* Exercise aim:
Return every entry from the listing below unaltered.

* Records shown:
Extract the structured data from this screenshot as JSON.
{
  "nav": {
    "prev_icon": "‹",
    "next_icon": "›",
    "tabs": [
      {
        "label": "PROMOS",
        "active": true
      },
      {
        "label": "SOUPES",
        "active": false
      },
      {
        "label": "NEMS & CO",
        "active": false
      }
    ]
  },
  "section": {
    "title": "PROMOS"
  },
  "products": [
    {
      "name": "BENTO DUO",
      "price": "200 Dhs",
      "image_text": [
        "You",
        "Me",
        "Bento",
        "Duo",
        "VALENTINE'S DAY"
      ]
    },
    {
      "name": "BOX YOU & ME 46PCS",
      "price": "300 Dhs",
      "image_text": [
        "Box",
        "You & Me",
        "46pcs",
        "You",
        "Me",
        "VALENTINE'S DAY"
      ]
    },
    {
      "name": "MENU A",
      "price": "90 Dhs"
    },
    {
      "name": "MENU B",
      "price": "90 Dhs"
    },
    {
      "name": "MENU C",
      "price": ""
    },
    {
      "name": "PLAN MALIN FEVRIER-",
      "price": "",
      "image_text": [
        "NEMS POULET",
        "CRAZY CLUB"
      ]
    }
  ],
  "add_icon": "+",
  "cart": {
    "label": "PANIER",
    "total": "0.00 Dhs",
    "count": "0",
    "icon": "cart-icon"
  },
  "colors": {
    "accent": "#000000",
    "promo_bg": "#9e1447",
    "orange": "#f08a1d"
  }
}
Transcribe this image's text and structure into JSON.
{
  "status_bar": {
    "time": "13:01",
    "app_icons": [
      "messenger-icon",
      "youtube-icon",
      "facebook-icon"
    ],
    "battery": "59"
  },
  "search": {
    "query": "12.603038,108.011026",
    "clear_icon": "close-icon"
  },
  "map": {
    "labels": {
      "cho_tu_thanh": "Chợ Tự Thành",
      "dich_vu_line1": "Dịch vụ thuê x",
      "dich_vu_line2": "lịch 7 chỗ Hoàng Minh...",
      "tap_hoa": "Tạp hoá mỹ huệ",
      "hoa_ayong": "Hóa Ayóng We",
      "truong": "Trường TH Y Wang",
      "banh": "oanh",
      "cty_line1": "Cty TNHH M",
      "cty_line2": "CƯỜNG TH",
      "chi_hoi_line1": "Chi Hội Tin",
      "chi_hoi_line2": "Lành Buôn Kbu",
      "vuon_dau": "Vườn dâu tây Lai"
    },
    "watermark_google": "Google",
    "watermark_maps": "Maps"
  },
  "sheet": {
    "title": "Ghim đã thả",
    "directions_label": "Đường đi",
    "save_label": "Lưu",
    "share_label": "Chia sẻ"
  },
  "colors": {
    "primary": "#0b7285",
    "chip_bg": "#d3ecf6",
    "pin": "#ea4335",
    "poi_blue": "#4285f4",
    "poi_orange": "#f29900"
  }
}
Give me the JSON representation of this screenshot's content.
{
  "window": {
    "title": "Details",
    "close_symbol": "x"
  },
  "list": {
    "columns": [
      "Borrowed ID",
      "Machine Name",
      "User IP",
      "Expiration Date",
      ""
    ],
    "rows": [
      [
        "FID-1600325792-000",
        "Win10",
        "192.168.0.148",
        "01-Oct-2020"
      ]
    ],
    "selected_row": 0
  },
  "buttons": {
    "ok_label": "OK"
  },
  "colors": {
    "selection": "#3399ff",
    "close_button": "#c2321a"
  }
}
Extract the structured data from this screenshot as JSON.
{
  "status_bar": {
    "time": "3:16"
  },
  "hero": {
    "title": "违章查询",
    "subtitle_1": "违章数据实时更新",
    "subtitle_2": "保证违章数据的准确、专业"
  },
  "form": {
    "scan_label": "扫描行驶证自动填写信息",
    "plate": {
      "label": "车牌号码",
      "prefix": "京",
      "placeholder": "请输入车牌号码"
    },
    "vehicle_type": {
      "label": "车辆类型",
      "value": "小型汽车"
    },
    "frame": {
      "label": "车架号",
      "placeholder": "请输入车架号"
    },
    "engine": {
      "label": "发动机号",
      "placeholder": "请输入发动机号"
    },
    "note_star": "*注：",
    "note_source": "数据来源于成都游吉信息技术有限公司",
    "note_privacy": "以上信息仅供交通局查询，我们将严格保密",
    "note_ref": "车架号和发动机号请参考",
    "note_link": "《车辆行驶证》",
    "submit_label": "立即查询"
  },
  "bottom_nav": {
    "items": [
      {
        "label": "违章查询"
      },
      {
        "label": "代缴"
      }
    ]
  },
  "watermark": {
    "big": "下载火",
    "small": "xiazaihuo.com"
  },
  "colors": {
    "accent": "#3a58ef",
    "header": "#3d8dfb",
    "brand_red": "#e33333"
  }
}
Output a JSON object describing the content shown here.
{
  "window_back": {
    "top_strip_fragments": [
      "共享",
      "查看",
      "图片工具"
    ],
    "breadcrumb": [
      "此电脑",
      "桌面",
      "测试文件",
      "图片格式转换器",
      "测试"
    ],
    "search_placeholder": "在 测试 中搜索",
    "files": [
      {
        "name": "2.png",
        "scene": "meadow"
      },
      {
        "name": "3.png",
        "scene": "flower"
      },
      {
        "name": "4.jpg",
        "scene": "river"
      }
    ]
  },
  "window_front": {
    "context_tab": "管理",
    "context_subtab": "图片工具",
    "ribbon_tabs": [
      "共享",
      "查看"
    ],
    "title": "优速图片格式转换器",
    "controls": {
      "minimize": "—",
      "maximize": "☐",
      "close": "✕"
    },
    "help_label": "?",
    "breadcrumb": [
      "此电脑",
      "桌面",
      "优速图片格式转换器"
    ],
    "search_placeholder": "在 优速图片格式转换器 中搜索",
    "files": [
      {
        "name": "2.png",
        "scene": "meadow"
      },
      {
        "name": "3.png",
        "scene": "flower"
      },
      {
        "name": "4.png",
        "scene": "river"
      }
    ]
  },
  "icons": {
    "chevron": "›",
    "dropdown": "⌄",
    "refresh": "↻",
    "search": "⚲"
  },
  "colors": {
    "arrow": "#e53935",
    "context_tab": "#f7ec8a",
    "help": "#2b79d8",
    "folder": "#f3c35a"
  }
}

* Task output:
Extract the structured data from this screenshot as JSON.
{
  "nav": {
    "prev_icon": "‹",
    "next_icon": "›",
    "tabs": [
      {
        "label": "PROMOS",
        "active": true
      },
      {
        "label": "SOUPES",
        "active": false
      },
      {
        "label": "NEMS & CO",
        "active": false
      }
    ]
  },
  "section": {
    "title": "PROMOS"
  },
  "products": [
    {
      "name": "BENTO DUO",
      "price": "200 Dhs",
      "image_text": [
        "You",
        "Me",
        "Bento",
        "Duo",
        "VALENTINE'S DAY"
      ]
    },
    {
      "name": "BOX YOU & ME 46PCS",
      "price": "300 Dhs",
      "image_text": [
        "Box",
        "You & Me",
        "46pcs",
        "You",
        "Me",
        "VALENTINE'S DAY"
      ]
    },
    {
      "name": "MENU A",
      "price": "90 Dhs"
    },
    {
      "name": "MENU B",
      "price": "90 Dhs"
    },
    {
      "name": "MENU C",
      "price": ""
    },
    {
      "name": "PLAN MALIN FEVRIER-",
      "price": "",
      "image_text": [
        "NEMS POULET",
        "CRAZY CLUB"
      ]
    }
  ],
  "add_icon": "+",
  "cart": {
    "label": "PANIER",
    "total": "0.00 Dhs",
    "count": "0",
    "icon": "cart-icon"
  },
  "colors": {
    "accent": "#000000",
    "promo_bg": "#9e1447",
    "orange": "#f08a1d"
  }
}
Transcribe this image's text and structure into JSON.
{
  "status_bar": {
    "time": "13:01",
    "app_icons": [
      "messenger-icon",
      "youtube-icon",
      "facebook-icon"
    ],
    "battery": "59"
  },
  "search": {
    "query": "12.603038,108.011026",
    "clear_icon": "close-icon"
  },
  "map": {
    "labels": {
      "cho_tu_thanh": "Chợ Tự Thành",
      "dich_vu_line1": "Dịch vụ thuê x",
      "dich_vu_line2": "lịch 7 chỗ Hoàng Minh...",
      "tap_hoa": "Tạp hoá mỹ huệ",
      "hoa_ayong": "Hóa Ayóng We",
      "truong": "Trường TH Y Wang",
      "banh": "oanh",
      "cty_line1": "Cty TNHH M",
      "cty_line2": "CƯỜNG TH",
      "chi_hoi_line1": "Chi Hội Tin",
      "chi_hoi_line2": "Lành Buôn Kbu",
      "vuon_dau": "Vườn dâu tây Lai"
    },
    "watermark_google": "Google",
    "watermark_maps": "Maps"
  },
  "sheet": {
    "title": "Ghim đã thả",
    "directions_label": "Đường đi",
    "save_label": "Lưu",
    "share_label": "Chia sẻ"
  },
  "colors": {
    "primary": "#0b7285",
    "chip_bg": "#d3ecf6",
    "pin": "#ea4335",
    "poi_blue": "#4285f4",
    "poi_orange": "#f29900"
  }
}
Give me the JSON representation of this screenshot's content.
{
  "window": {
    "title": "Details",
    "close_symbol": "x"
  },
  "list": {
    "columns": [
      "Borrowed ID",
      "Machine Name",
      "User IP",
      "Expiration Date",
      ""
    ],
    "rows": [
      [
        "FID-1600325792-000",
        "Win10",
        "192.168.0.148",
        "01-Oct-2020"
      ]
    ],
    "selected_row": 0
  },
  "buttons": {
    "ok_label": "OK"
  },
  "colors": {
    "selection": "#3399ff",
    "close_button": "#c2321a"
  }
}
Extract the structured data from this screenshot as JSON.
{
  "status_bar": {
    "time": "3:16"
  },
  "hero": {
    "title": "违章查询",
    "subtitle_1": "违章数据实时更新",
    "subtitle_2": "保证违章数据的准确、专业"
  },
  "form": {
    "scan_label": "扫描行驶证自动填写信息",
    "plate": {
      "label": "车牌号码",
      "prefix": "京",
      "placeholder": "请输入车牌号码"
    },
    "vehicle_type": {
      "label": "车辆类型",
      "value": "小型汽车"
    },
    "frame": {
      "label": "车架号",
      "placeholder": "请输入车架号"
    },
    "engine": {
      "label": "发动机号",
      "placeholder": "请输入发动机号"
    },
    "note_star": "*注：",
    "note_source": "数据来源于成都游吉信息技术有限公司",
    "note_privacy": "以上信息仅供交通局查询，我们将严格保密",
    "note_ref": "车架号和发动机号请参考",
    "note_link": "《车辆行驶证》",
    "submit_label": "立即查询"
  },
  "bottom_nav": {
    "items": [
      {
        "label": "违章查询"
      },
      {
        "label": "代缴"
      }
    ]
  },
  "watermark": {
    "big": "下载火",
    "small": "xiazaihuo.com"
  },
  "colors": {
    "accent": "#3a58ef",
    "header": "#3d8dfb",
    "brand_red": "#e33333"
  }
}
Output a JSON object describing the content shown here.
{
  "window_back": {
    "top_strip_fragments": [
      "共享",
      "查看",
      "图片工具"
    ],
    "breadcrumb": [
      "此电脑",
      "桌面",
      "测试文件",
      "图片格式转换器",
      "测试"
    ],
    "search_placeholder": "在 测试 中搜索",
    "files": [
      {
        "name": "2.png",
        "scene": "meadow"
      },
      {
        "name": "3.png",
        "scene": "flower"
      },
      {
        "name": "4.jpg",
        "scene": "river"
      }
    ]
  },
  "window_front": {
    "context_tab": "管理",
    "context_subtab": "图片工具",
    "ribbon_tabs": [
      "共享",
      "查看"
    ],
    "title": "优速图片格式转换器",
    "controls": {
      "minimize": "—",
      "maximize": "☐",
      "close": "✕"
    },
    "help_label": "?",
    "breadcrumb": [
      "此电脑",
      "桌面",
      "优速图片格式转换器"
    ],
    "search_placeholder": "在 优速图片格式转换器 中搜索",
    "files": [
      {
        "name": "2.png",
        "scene": "meadow"
      },
      {
        "name": "3.png",
        "scene": "flower"
      },
      {
        "name": "4.png",
        "scene": "river"
      }
    ]
  },
  "icons": {
    "chevron": "›",
    "dropdown": "⌄",
    "refresh": "↻",
    "search": "⚲"
  },
  "colors": {
    "arrow": "#e53935",
    "context_tab": "#f7ec8a",
    "help": "#2b79d8",
    "folder": "#f3c35a"
  }
}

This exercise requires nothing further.